The first survey season found just under 1, 500 harvest mouse nests from over 900 searches. On average 1.96 nests were found per survey and one survey even found 46 nests in a day. Nearly 30% of surveys found more than one nest and harvest mice were found to be present in 74% of the area surveyed. Additionally, harvest mice were found on a further 40 survey sites beyond those historically surveyed. Most notably in Scotland where this species is Critically Endangered (Red List for Britain’s Mammals).

We also asked volunteers to record which type of habitat nests  were found in. Field margins and road verges had higher than average ‘nests found per hour of search effort’ suggesting that these are important habitats for the harvest mouse. Saltmarsh, marsh and wet grassland were also found to be important. 

“The initial survey season got off to a fantastic start increasing the reporting of this species and laying the foundations for a community of harvest mice surveyors.” says Dr Frazer Coomber. “However, in order to start assessing the status of this species we need to collect more data from across a larger geographical extent. I am excited to launch this year’s survey season in October which we at the mammal society have been working tirelessly on. We want to increase the community of surveyors and now have many more people in places across the country helping us.”

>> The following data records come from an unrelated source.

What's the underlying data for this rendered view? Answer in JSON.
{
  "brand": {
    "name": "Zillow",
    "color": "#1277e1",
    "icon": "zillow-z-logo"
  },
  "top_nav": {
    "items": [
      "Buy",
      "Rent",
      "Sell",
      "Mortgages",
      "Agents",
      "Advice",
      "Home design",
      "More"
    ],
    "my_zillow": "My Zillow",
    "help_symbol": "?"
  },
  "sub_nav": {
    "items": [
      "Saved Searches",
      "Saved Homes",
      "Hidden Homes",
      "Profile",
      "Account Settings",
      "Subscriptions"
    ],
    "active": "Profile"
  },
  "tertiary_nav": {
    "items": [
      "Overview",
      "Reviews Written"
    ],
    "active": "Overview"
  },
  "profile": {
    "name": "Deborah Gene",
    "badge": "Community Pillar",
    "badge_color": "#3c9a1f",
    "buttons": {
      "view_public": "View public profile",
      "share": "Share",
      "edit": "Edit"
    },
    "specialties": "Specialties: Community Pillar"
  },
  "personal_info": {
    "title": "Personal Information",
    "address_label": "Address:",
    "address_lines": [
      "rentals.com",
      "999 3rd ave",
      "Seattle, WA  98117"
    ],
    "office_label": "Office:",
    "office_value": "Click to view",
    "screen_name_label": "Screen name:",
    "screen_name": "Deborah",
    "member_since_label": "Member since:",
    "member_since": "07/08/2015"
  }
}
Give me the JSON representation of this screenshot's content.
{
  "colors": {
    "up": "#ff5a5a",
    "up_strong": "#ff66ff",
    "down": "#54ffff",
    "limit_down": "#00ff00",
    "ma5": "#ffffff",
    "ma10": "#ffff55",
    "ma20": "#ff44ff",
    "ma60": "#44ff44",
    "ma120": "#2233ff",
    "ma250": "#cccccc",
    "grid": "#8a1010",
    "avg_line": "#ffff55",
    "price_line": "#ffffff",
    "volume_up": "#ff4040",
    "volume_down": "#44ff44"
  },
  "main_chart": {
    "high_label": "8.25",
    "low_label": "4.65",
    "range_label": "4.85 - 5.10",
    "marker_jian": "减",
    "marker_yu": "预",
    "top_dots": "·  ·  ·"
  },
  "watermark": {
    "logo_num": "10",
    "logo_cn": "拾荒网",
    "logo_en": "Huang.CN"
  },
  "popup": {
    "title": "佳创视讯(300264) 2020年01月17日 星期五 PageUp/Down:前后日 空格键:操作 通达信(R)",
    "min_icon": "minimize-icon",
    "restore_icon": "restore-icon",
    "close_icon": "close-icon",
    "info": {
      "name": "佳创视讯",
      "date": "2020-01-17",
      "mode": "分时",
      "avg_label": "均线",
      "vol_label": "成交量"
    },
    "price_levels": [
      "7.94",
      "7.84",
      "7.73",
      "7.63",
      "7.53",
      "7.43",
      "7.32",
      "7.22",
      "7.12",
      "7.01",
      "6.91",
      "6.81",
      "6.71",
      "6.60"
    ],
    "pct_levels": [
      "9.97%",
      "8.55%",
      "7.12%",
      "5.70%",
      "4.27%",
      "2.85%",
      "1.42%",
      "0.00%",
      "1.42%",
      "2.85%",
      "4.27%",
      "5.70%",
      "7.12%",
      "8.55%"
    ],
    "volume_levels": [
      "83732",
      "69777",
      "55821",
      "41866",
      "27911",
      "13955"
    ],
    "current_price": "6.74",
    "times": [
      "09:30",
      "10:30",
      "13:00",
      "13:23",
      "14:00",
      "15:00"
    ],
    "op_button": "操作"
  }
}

One of our main aims for this survey was to increase reporting and recording of harvest mice. For the past 30 years there has been on average 69 records of harvest mice per year submitted on NBN (National Biodiversity Network). In one year we managed to achieve nearly 1,500 records, showing we have clearly achieved this aim. Additionally we wanted to establish a community of surveyors to help search for nests over the coming years. Of those surveyed from the first year, 100% would like to participate in the survey again, supporting one of our core aims. We plan to repeat the National Harvest Mouse Survey into the future to increase our knowledge of this species to create a robust conservation management plan.